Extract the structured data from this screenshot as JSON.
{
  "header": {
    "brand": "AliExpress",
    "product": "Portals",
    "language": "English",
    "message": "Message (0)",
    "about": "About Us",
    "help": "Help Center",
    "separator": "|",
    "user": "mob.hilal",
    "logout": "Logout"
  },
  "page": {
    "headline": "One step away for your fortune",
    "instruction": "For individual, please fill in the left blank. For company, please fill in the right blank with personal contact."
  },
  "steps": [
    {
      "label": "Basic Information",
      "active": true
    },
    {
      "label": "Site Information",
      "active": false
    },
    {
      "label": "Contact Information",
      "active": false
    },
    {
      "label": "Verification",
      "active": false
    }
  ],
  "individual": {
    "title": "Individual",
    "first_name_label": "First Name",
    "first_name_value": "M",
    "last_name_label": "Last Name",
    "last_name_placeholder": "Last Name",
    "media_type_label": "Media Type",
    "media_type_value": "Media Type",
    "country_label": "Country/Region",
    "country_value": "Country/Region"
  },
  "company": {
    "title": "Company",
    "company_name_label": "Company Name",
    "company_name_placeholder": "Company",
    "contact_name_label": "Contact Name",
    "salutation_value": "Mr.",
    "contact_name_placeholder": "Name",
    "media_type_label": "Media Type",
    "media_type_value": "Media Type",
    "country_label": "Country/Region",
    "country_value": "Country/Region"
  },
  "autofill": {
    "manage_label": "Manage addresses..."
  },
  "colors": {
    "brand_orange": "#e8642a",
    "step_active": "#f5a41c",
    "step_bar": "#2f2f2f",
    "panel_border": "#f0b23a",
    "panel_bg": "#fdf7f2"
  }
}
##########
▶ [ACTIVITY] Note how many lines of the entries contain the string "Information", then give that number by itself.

▶ [YOUR SOLUTION] 3